Hair Salon Owner Found Beauty in $30 Million African Art

08:49 | 11/10/2014

Myron Kunin had an eye for beauty. He built his parents’ department store hair salons in Minneapolis into a global company that included Supercuts, Vidal Sassoon and Jean-Louis David.

Kunin, the founder of Regis Corp. who died last year at 85, also amassed a collection of African art valued at $20 million to $30 million that Sotheby’s will auction Nov. 11 in New York, the biggest estimate ever for an African art sale in the U.S.

Works include a statue previously owned by Pablo Picasso and an Ivory Coast figure estimated at more than $5 million. The most expensive work of tribal art at auction was a Fang mask from Gabon that sold for 5.9 million euros ($7.6 million) at Drouot auction house in France in 2006.

Prices for African and Oceanic art have surged with the rally in art markets, boosted by new buyers including contemporary-art collectors, the Louvre Abu Dhabi and members of the royal family of Qatar. Sotheby’s sales in this category were up 14 percent to $41.7 million in 2013 as the number of buyers grew by 71 percent from the previous year, the New York-based auction house said. During the first half this year, about half of bidders in the African art auctions were new, Sotheby’s said.

Source: Sotheby’s via Bloomberg
Baule Portrait Mask of Moya Yanso.

“It’s the only field aside from contemporary art where you have a great number of masterpieces still in private hands,” said Heinrich Schweizer, head of Sotheby’s African and Oceanic Art department. “You can buy a great piece for about $1 million and a very, very good piece for $100,000.”

10,000 Salons

Kunin, who expanded Regis into a publicly traded business that now owns or licenses 10,000 salons, also collected American art, European Old Masters, and Russian and 19th-century paintings. Many of the artworks were displayed throughout the nine-story headquarters of the Minneapolis-based company, including in some employees’ offices, Schweizer said.

“He told me, ‘This way ensures I see all of my employees,’” Schweizer said.

In 1958, Kunin bought his parents’ small group of department store-based salons, which began as a barber shop by his Russian immigrant father, and changed the name to Regis. He expanded into free-standing stores in shopping malls and later made acquisitions in the United Kingdom and Europe, according to the company. Regis reported revenue of $1.9 billion for the 12 months ended June 30. Kunin was chief executive officer until 1996 and vice chairman until 2008.

Circular Ears

Kunin began collecting tribal art in the 1980s, snapping up pre-19th century art from sub-Saharan Africa and the Pacific Islands. The top lot at Sotheby’s is the Senufo Female Statue (Deble), an Ivory Coast figure with a disproportionally long torso, short legs and circular ears. The work had been exhibited in U.S. museums including the Museum of Modern Art’s 1984 show “Primitivism in 20th Century Art: Affinity of the Tribal and the Modern.”

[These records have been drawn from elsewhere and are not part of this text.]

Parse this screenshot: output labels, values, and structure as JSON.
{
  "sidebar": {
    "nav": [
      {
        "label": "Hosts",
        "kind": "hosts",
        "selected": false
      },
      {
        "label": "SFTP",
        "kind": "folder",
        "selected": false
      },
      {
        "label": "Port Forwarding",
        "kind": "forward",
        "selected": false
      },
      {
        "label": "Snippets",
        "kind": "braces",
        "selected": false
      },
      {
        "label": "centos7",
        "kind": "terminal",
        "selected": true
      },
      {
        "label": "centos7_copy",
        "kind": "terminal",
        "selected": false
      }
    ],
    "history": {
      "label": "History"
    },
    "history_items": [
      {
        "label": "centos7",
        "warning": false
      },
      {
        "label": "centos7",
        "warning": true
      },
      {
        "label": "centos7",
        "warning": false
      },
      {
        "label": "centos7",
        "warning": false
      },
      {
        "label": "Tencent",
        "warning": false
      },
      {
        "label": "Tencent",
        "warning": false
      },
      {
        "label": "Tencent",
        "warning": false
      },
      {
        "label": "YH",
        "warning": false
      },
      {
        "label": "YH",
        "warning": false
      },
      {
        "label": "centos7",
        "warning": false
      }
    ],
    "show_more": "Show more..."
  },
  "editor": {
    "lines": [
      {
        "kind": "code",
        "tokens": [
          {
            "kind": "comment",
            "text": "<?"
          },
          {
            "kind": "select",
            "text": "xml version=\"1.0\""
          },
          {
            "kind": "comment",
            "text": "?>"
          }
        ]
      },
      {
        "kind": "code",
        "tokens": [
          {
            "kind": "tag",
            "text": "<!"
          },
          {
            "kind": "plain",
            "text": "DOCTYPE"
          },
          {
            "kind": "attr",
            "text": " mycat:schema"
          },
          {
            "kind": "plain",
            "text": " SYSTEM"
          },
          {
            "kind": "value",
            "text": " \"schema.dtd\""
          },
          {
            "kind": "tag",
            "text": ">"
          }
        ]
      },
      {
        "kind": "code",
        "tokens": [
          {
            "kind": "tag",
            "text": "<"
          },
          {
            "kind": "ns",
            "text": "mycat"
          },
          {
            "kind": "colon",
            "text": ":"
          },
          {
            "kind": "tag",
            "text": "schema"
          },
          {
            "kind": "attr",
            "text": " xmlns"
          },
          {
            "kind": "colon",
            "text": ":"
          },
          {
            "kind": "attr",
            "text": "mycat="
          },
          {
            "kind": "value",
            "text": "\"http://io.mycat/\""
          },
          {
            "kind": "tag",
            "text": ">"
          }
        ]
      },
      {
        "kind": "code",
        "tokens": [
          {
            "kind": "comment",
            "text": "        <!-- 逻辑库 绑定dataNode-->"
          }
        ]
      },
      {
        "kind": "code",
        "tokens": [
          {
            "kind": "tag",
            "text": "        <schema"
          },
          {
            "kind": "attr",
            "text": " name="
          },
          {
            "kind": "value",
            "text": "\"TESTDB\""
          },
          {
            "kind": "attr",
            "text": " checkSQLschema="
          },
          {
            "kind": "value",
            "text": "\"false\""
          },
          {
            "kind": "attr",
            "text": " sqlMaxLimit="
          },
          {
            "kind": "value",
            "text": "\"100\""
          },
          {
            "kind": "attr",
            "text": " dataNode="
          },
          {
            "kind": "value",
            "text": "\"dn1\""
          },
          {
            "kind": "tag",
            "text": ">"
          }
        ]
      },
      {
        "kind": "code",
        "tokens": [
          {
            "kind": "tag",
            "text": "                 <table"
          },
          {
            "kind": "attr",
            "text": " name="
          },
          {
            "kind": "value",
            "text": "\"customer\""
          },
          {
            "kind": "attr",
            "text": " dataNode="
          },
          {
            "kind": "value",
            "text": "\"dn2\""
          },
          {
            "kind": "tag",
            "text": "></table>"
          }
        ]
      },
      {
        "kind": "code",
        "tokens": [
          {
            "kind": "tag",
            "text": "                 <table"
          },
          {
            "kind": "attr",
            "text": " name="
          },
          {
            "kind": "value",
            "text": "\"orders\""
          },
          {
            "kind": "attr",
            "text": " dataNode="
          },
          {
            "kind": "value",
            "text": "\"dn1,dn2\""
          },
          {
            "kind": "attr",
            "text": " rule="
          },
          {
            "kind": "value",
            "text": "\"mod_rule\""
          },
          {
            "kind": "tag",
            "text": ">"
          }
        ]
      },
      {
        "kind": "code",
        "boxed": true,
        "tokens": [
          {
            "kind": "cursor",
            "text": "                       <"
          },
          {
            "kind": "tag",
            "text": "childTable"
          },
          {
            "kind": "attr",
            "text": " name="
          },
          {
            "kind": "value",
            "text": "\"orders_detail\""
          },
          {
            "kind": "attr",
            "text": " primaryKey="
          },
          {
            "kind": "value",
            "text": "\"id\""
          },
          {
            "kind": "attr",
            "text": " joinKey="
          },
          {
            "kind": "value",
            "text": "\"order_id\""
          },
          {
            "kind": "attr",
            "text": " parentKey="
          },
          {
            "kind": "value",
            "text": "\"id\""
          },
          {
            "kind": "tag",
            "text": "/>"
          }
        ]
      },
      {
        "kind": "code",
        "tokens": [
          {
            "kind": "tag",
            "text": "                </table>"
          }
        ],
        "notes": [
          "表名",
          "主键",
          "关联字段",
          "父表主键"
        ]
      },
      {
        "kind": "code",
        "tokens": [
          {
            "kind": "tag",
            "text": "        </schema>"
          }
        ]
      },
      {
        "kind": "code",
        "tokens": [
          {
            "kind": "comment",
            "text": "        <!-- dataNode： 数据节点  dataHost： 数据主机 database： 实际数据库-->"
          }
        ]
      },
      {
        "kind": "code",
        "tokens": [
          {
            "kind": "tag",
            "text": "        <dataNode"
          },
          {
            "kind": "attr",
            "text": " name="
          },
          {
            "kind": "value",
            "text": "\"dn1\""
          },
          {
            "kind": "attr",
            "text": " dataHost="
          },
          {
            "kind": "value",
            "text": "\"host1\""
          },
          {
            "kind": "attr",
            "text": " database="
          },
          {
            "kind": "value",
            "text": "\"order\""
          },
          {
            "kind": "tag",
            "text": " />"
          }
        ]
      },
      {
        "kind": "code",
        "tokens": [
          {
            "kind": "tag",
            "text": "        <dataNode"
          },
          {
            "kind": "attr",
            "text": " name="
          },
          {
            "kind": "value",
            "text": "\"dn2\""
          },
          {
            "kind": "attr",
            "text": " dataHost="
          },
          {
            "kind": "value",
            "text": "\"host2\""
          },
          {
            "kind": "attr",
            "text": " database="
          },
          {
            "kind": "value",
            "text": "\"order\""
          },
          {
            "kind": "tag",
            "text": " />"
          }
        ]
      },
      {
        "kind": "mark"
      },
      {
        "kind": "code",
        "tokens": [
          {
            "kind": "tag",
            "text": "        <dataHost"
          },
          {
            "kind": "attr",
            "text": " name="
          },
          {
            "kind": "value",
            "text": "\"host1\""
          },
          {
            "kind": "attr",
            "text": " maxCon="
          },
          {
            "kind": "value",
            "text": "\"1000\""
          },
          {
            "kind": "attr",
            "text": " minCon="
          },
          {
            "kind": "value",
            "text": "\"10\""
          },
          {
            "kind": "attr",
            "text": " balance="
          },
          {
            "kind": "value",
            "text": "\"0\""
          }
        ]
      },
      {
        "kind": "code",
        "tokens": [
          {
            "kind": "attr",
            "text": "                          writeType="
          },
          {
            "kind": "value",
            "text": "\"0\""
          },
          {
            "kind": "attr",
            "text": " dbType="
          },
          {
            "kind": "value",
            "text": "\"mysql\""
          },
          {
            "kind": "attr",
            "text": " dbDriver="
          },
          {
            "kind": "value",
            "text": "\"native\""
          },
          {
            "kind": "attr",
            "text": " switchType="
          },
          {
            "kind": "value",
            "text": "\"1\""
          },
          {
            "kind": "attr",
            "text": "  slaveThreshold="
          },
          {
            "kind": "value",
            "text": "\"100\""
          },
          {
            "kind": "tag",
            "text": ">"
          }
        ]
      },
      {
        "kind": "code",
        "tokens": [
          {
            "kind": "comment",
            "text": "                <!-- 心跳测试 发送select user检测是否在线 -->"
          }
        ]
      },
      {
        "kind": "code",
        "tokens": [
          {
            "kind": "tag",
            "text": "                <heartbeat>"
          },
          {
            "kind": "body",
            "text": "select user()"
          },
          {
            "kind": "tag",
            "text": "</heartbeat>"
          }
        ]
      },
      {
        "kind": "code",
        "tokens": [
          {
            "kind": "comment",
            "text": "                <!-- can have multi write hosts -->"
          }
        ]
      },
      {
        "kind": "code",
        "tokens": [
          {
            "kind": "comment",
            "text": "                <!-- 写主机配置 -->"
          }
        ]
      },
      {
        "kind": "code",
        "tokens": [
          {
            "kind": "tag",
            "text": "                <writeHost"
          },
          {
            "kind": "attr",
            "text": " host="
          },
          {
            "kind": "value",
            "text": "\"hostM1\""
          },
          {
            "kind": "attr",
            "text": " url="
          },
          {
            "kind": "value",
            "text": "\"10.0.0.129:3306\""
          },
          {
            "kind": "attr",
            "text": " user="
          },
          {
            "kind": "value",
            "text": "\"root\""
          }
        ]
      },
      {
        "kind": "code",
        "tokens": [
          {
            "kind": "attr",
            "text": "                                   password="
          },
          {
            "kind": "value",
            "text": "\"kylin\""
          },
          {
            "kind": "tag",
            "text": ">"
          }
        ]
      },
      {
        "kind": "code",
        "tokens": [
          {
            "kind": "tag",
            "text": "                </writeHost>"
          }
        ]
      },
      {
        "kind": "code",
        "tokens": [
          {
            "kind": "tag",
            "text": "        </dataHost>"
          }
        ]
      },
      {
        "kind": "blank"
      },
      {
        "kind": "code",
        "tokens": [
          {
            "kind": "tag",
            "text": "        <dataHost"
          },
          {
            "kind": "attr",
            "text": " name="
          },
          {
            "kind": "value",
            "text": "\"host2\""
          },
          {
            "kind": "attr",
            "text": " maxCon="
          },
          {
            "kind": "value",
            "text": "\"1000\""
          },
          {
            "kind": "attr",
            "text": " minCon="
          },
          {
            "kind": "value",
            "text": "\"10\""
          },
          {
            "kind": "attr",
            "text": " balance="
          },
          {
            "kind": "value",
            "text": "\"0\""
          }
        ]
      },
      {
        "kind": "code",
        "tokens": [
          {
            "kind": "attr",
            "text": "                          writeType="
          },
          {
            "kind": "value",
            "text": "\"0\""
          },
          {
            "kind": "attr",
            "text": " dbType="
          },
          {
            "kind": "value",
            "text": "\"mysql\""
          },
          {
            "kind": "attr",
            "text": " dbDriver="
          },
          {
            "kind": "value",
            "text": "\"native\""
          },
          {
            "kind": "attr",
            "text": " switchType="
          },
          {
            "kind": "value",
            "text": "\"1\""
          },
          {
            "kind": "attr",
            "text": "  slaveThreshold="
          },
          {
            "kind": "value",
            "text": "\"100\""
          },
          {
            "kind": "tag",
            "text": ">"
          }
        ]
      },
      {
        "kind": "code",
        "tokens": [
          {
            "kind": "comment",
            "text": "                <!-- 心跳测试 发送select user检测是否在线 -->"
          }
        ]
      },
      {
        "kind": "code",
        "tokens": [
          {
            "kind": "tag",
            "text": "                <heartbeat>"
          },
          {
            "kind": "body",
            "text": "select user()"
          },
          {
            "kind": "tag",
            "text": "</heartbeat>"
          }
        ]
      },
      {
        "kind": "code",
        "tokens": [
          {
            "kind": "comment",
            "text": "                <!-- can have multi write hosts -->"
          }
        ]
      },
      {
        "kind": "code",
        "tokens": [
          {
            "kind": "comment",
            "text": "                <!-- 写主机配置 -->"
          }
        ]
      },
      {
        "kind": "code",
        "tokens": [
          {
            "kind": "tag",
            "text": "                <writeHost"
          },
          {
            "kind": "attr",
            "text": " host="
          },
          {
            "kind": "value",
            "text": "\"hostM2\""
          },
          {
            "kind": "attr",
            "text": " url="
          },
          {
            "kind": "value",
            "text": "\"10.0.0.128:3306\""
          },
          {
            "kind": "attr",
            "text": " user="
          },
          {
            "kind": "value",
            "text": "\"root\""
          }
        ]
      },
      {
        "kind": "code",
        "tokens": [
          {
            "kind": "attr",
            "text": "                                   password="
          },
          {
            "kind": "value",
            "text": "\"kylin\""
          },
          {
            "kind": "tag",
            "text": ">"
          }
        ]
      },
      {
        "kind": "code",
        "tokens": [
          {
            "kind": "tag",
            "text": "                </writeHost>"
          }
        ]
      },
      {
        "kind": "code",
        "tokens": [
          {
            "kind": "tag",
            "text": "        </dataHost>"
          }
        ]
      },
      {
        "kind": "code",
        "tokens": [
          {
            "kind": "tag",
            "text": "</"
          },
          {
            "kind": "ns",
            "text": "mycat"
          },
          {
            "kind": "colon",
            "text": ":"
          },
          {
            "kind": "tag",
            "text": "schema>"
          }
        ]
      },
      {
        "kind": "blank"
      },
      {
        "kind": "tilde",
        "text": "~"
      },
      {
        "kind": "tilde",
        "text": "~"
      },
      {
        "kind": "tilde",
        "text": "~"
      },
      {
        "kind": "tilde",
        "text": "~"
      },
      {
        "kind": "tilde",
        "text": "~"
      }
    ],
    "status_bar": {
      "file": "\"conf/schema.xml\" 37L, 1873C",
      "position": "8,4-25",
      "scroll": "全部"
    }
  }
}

The work once belonged to William Rubin, MoMA’s late director of painting and sculpture. In 1991, it became the first African sculpture to sell for more than $1 million. The buyer, French-born, American artist Arman, sold the work to Kunin for about $2 million in 1998, Schweizer said. It’s expected to fetch more than $5 million at Sotheby’s.

“It’s an object of devotion, like Saint Mary,” Schweizer said. “Sculptures like these were displayed in sacred groves. They represented primordial ancestors.”

Paris Preview

Artists have been among early collectors of tribal art.

“All great names between 1905 and late 1930s -- Matisse, Picasso, Breton -- were influenced by this art and they collected it,” said Bernard de Grunne, a Brussels-based dealer specializing in tribal art.

A Congolese figure of a woman with three cone-like breasts from the Kunin collection had once belonged to Picasso, according to Sotheby’s. It’s valued at $300,000 to $500,000, Schweizer said.

Sotheby’s preview of the Kunin collection in Paris runs through Sept. 22, coinciding with the city’s 27th Biennale des Antiquaires at the Grand Palais, where tribal art will be on view.

New York art dealer Dominique Levy teamed up with de Grunne to show works by Rene Magritte, Joan Miro, Andy Warhol and Lucio Fontana alongside seven African and Oceanic art pieces in a booth designed by architect Peter Marino.

One work in the Levy show is a 1,000-year-old, life-size figure of a Soninke man from Mali that evokes Alberto Giacometti’s narrow, elongated sculptures. Only three such figures are known to exist, de Grunne said. The asking price is about 2 million euros ($2.6 million).

Louvre Abu Dhabi owns a smaller 13th century Soninke figure from Mali, according to its website. The work fetched $530,000 at Sotheby’s in 2009.

“These sculptures are incredibly beautiful,” de Grunne said. “They are sacred objects. They are made of wood. There’s nothing like it in contemporary art.”